There was a small shrub of sili, from which we sometimes gathered some young shoots, for tinola or sinuwam. But not regularly, as it was still a trifling, and slow to thrive. But suddenly it was five feet tall, slender branches reaching sideways and burgeoned with dark green leaves. And bitty buds.
The buds developed, taking over every square inch of each flimsy branch. The tender young plant breathlessly flaunted its fertility, proliferating with hundreds of miniature reproductions of itself. In the mornings it came alive with mayas fighting over the young fruits, and I was agog to discover these birds had the same level of heat appetite as mine.
I was loathe to harvest the sili, for they were so small. I wanted to give them time to grow a bit more. One day I told the househelp to gather some leaves for tinola, and she proceeded to strip the plant of its fruits. I was aghast, and in a frenzy to come up with what can be done with the sili. The househelp reasoned we might as well make use of it rather than let the birds exclusively feast on them.
The fruits quickly went to rot, though, with the cold and wet days that followed. So I swiftly went to work with them, making chili-garlic oil to heat up the chilly nights. Following instructions from an office colleague, I had a bottle of hot, garlicky seasoning that went well with almost anything. Dinners were finished with sweat copiously flowing down our throats, our tongues tingling.
Now I can’t eat properly without it. It’s typically mixed with the bagoong-kalamansi or toyo-kalamansi dip for siomai, grilled and fried meats, fish and seafood. But I go beyond that. I spice up sinigang with it, and use it to enliven arroz caldo. It even goes great with misua. Even paksiw and tinola and adobo are not spared. And my husband begs for a few spoonfuls to bring to drinking bouts with buddies. So that my bottle is now in dire need of replenishment.
The downside is, I get garlic breath. I brush to the point of abrasing my gums and smoothing my tongue, but no relief. But it's nothing that a small square of dark chocolate cannot cure. All the more valid reason to indulge.
I am eyeing the sili plant closely. I fervently hope it recovers fully. And this time I will be fighting with the birds.
Chili Garlic Oil
a handful of chiles (about 20 pieces)
5 heads garlic
½ to 1 cup cooking oil
disposable hand gloves
- Peel each clove of garlic, and pound finely in a mortar.
- Wash and dry the chiles. Using gloves, slice thinly, discarding the stems.

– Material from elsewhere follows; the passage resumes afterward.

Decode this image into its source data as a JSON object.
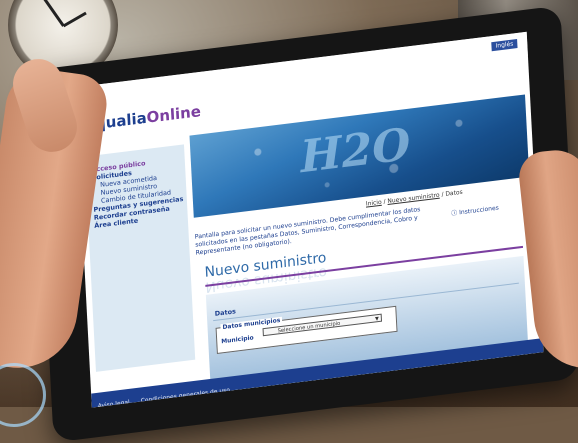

- Put a half cup of oil in a thick-bottomed wide pan and heat over medium fire until smoke rises. Add the garlic, spreading them over the pan to a thin layer. Let cook, stirring occasionally so all bits are frying evenly.
- When the garlic is starting to color but not yet brown, scrape the sliced chiles including the seeds into the pan and mix. Stir occasionally.

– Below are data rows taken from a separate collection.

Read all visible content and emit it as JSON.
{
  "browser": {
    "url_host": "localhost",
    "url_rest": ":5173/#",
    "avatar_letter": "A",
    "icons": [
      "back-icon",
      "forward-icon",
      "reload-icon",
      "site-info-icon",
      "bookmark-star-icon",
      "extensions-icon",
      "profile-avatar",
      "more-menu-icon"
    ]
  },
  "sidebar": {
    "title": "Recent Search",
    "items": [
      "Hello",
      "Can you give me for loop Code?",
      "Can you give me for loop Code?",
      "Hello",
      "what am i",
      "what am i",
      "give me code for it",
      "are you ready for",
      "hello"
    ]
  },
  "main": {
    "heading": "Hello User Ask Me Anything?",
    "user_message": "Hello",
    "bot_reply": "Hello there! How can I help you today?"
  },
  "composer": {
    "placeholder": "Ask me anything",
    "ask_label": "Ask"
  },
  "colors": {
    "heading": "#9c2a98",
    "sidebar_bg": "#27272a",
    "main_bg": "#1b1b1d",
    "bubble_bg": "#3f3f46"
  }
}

- Fry until the chiles have wilted and the garlic have almost crisped up and golden brown. Add more oil if the mixture is drying up. Do not overcook, or it will taste bitter.
- Let cool in the pan, then transfer to a small glass bottle and cover tightly. Keeps well for about two weeks at room temperature, longer in the refrigerator.

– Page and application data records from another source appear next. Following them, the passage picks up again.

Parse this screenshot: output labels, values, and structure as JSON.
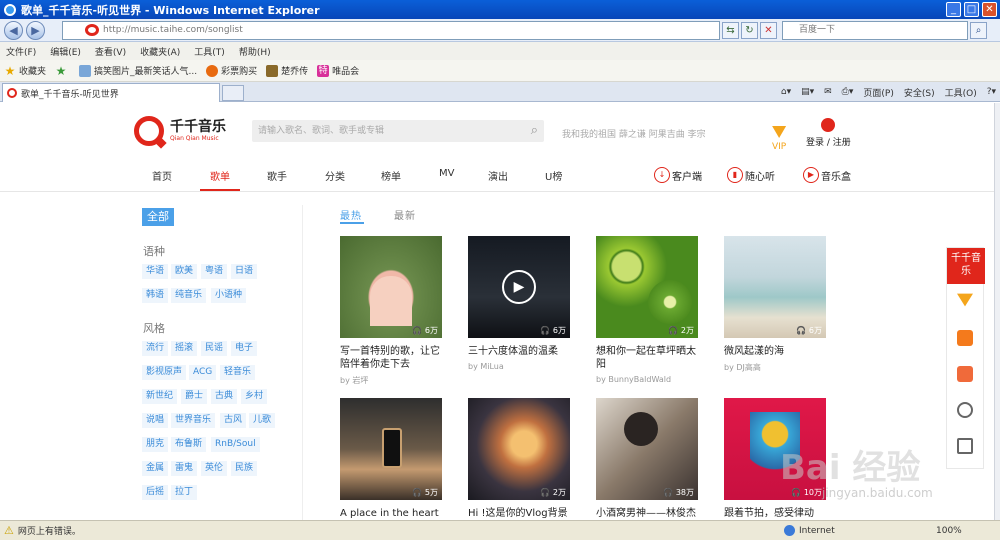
{
  "window": {
    "title": "歌单_千千音乐-听见世界 - Windows Internet Explorer"
  },
  "address": {
    "url": "http://music.taihe.com/songlist"
  },
  "search_box": {
    "placeholder": "百度一下"
  },
  "menu": [
    "文件(F)",
    "编辑(E)",
    "查看(V)",
    "收藏夹(A)",
    "工具(T)",
    "帮助(H)"
  ],
  "favorites": {
    "label": "收藏夹",
    "items": [
      "搞笑图片_最新笑话人气...",
      "彩票购买",
      "楚乔传",
      "唯品会"
    ]
  },
  "tab": {
    "title": "歌单_千千音乐-听见世界"
  },
  "commands": [
    "页面(P)",
    "安全(S)",
    "工具(O)"
  ],
  "site": {
    "logo": {
      "name": "千千音乐",
      "sub": "Qian Qian Music"
    },
    "search_placeholder": "请输入歌名、歌词、歌手或专辑",
    "hot_searches": "我和我的祖国  薛之谦  阿果吉曲  李宗",
    "vip": "VIP",
    "login": "登录 / 注册",
    "nav": [
      "首页",
      "歌单",
      "歌手",
      "分类",
      "榜单",
      "MV",
      "演出",
      "U榜"
    ],
    "active_nav": "歌单",
    "right_nav": [
      "客户端",
      "随心听",
      "音乐盒"
    ]
  },
  "sidebar": {
    "all": "全部",
    "groups": [
      {
        "title": "语种",
        "tags": [
          "华语",
          "欧美",
          "粤语",
          "日语",
          "韩语",
          "纯音乐",
          "小语种"
        ]
      },
      {
        "title": "风格",
        "tags": [
          "流行",
          "摇滚",
          "民谣",
          "电子",
          "影视原声",
          "ACG",
          "轻音乐",
          "新世纪",
          "爵士",
          "古典",
          "乡村",
          "说唱",
          "世界音乐",
          "古风",
          "儿歌",
          "朋克",
          "布鲁斯",
          "RnB/Soul",
          "金属",
          "雷鬼",
          "英伦",
          "民族",
          "后摇",
          "拉丁"
        ]
      }
    ]
  },
  "sort_tabs": [
    "最热",
    "最新"
  ],
  "playlists": [
    {
      "title": "写一首特别的歌，让它陪伴着你走下去",
      "by": "by 岩坪",
      "plays": "6万"
    },
    {
      "title": "三十六度体温的温柔",
      "by": "by MiLua",
      "plays": "6万"
    },
    {
      "title": "想和你一起在草坪晒太阳",
      "by": "by BunnyBaldWald",
      "plays": "2万"
    },
    {
      "title": "微风起漾的海",
      "by": "by DJ高高",
      "plays": "6万"
    },
    {
      "title": "A place in the heart",
      "by": "",
      "plays": "5万"
    },
    {
      "title": "Hi !这是你的Vlog背景",
      "by": "",
      "plays": "2万"
    },
    {
      "title": "小酒窝男神——林俊杰",
      "by": "",
      "plays": "38万"
    },
    {
      "title": "跟着节拍，感受律动",
      "by": "",
      "plays": "10万"
    }
  ],
  "float_bar": {
    "top": "千千音乐"
  },
  "watermark": {
    "text": "Bai 经验",
    "url": "jingyan.baidu.com"
  },
  "status": {
    "text": "网页上有错误。",
    "zone": "Internet",
    "zoom": "100%"
  }
}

- Be sure that hands and all equipment used in preparation and cooking are washed thoroughly afterwards.